Palm Sunday – Verbų sekmadienis


Palm Sunday, or the 6th Sunday of Lent, is the first festival of spring. It is called Palm Sunday in most European countries. In the Catholic Church, the blessing of palms came into practice in the fifth century. Instead of using palms, which were not available in northern countries, in Lithuania small bouquets of twigs were used. It was believed blessing twigs from the earliest budding plants would ensure the fertility of the fields and animal touched by them, promote a person’s good health, prevent lightning from striking a home, enrich the harvest and protect seedlings seeds from hail and rodents.

Throughout Lithuania, it was believed that on Palm Sunday everyone, both young and old, must come to Mass holding a juniper branch or some other twig (verbelė). In Aukštaitija (the Highlands, or the northeastern region), Suvalkija (the southwestern region) , and Žemaitija (Samogitia, or the Lowlands in the country’s west), juniper branches were most commonly used. In Dzūkija (the southeast) and eastern Aukštaitija, willow branches were popular, mixed with juniper. Pussy-willlow branches or other willow or birch branches were gathered ahead of time and put in water to sprout leaves before Palm Sunday. The branches were often decorated with paper flowers, blossoms from indoor plants, snowdrops – even cranberries. The stems were wrapped in paper, to cover the prickly juniper needles.

On Palm Sunday, someone in the household had to rise earlier than everyone else to “beat” those still sleeping with a “verba”, shouting “I’m not beating you, it’s the “verba”! Easter is a week away – promise me an Easter egg!”

Women would tie their “verbos” with red woollen yarn. It was thought that tying that yarn around their waists during the rye harvest would keep their backs from aching. Women, being the most “useful”, would carry large “verbos”, while men and children had small ones. Some were very elaborate, plaited from dried plants, flowers and grasses. It was disgraceful to arrive at church without a “verba”. It was said that the devil himself would give such a person his tail to hold all through the Palm Sunday Mass.

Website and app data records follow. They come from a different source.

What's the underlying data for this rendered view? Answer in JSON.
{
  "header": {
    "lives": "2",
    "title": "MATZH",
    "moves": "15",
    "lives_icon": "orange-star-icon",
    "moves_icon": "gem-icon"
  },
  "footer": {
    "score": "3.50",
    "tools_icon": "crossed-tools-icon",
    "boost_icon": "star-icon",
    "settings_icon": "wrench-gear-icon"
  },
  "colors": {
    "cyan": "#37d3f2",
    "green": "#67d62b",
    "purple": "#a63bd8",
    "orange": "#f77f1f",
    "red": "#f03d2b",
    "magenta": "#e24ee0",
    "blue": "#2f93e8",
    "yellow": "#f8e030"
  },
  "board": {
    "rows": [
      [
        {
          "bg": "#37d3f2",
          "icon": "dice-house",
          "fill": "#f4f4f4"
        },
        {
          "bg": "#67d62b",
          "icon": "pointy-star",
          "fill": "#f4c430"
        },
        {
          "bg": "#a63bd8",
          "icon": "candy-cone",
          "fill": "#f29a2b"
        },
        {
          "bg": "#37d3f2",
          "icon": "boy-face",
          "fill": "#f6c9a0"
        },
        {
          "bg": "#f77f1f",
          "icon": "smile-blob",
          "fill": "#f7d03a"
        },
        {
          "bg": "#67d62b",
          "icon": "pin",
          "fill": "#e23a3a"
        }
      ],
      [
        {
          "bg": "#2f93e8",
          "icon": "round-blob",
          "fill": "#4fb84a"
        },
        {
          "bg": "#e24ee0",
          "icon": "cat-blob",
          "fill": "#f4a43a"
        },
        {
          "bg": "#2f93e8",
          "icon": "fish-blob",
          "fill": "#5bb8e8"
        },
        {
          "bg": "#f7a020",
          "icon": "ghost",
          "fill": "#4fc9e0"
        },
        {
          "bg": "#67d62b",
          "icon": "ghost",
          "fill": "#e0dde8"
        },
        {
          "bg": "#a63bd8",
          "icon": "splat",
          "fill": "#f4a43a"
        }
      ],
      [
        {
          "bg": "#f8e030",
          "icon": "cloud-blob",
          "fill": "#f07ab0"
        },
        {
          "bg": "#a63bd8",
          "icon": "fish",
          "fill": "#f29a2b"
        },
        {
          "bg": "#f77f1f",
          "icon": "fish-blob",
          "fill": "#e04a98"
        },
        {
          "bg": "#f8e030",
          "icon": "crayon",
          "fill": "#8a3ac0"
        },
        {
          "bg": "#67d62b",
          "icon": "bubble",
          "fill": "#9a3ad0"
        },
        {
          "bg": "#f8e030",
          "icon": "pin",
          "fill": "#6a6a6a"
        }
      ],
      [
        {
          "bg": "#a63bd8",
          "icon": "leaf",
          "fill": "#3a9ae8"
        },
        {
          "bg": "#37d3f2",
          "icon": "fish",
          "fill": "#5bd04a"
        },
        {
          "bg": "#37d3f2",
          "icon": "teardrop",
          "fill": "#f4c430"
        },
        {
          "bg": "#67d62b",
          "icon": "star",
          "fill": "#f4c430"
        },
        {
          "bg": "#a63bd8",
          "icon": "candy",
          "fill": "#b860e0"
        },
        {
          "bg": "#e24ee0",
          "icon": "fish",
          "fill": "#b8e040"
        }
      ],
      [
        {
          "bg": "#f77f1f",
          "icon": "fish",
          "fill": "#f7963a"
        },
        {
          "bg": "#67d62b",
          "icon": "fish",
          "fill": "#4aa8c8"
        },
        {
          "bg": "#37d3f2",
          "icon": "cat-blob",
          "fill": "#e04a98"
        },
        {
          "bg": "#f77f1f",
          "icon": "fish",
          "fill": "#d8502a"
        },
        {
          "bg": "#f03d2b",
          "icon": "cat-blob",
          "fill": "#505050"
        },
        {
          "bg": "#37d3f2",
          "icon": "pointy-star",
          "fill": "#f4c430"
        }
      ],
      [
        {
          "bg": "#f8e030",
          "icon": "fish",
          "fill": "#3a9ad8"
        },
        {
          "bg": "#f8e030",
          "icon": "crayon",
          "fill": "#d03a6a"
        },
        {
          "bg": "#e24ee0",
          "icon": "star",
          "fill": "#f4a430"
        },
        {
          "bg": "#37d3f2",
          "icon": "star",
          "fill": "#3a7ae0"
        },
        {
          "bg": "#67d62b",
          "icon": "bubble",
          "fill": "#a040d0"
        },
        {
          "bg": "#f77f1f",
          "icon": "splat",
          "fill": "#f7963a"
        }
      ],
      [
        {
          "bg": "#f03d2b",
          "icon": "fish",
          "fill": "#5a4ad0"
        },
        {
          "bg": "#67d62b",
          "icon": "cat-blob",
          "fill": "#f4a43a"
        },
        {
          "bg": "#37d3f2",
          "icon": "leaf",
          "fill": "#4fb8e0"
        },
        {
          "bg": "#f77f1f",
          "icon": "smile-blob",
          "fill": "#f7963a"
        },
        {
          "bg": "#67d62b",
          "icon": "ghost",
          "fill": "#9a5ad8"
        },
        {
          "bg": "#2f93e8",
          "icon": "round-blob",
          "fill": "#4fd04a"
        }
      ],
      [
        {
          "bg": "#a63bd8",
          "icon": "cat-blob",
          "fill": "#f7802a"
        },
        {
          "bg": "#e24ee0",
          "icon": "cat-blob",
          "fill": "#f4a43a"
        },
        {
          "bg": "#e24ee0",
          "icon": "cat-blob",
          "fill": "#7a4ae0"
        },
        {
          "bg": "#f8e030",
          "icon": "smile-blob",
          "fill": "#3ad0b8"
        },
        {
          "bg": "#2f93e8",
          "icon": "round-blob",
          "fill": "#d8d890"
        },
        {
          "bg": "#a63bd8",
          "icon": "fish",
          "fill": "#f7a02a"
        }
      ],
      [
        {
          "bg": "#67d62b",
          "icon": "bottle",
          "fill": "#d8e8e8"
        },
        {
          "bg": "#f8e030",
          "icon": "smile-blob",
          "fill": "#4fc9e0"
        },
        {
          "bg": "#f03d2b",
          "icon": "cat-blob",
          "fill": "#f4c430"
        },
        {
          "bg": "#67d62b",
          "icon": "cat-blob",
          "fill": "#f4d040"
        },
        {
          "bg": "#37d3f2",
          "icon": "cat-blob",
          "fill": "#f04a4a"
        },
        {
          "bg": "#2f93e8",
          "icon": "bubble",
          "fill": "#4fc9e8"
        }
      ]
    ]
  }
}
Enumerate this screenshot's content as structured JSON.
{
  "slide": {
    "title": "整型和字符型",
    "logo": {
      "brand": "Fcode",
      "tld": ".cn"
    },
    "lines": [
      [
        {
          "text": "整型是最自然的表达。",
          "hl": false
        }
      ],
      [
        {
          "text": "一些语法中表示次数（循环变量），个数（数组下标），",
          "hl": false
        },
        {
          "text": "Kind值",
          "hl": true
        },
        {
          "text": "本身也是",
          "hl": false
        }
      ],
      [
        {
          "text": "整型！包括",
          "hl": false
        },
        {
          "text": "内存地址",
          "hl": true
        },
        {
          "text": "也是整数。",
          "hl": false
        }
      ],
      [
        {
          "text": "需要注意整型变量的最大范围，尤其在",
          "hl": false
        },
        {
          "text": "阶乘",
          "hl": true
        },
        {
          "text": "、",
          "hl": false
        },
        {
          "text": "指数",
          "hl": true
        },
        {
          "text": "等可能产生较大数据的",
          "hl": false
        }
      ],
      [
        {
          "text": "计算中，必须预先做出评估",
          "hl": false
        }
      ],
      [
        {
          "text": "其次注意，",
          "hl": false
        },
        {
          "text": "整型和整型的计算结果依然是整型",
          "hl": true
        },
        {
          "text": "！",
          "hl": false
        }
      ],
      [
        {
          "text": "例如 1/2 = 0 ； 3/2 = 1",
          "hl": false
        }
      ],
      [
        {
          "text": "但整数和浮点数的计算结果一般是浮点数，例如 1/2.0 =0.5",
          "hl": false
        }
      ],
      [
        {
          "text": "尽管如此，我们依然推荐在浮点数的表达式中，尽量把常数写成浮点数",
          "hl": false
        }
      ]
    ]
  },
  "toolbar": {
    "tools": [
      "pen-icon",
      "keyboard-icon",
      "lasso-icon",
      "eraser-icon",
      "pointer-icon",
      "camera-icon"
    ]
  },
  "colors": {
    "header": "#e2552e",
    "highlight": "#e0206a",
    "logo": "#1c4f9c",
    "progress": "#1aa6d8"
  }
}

After being blessed at Mass, the “verbos” were brought home. Children were playfully struck with them to ensure their health and obedience. Juniper twigs were tucked under the roof to prevent lightning strikes. When the juniper needles dried out and fell  from their branches, they would be saved and burned as incense in the house during a storm, or to ensure a family member’s safe journey, to bless bees, poultry, or farm animals when they first went out to pasture in springtime. Another variation was to keep the twigs until the next year’s Ash Wednesday, then burn them.

“Verbos” were first mentioned in Lithuanian in a Lutheran sermon dating back to 1573. In many areas, young people would bring blessed “verbos” to old or solitary neighbours. Most famous and decorated most lavishly were “verbos” made by villagers in the 50-kilometre radius around Vilnius. They are called “Vilniaus verbos”.

The craft of making “verbos” is a unique Lithuanian folk art. “Verbos” can be simple or complex, limited only by the artist’s imagination. Most are “roll” shaped, with dried flowers and grasses tied all around a stick. They can be feathery, with or without ornate tops and made with wheat heads, mosses and ribbons. They are a very popular tradition at the annual St. Casimir’s Fair in Vilnius.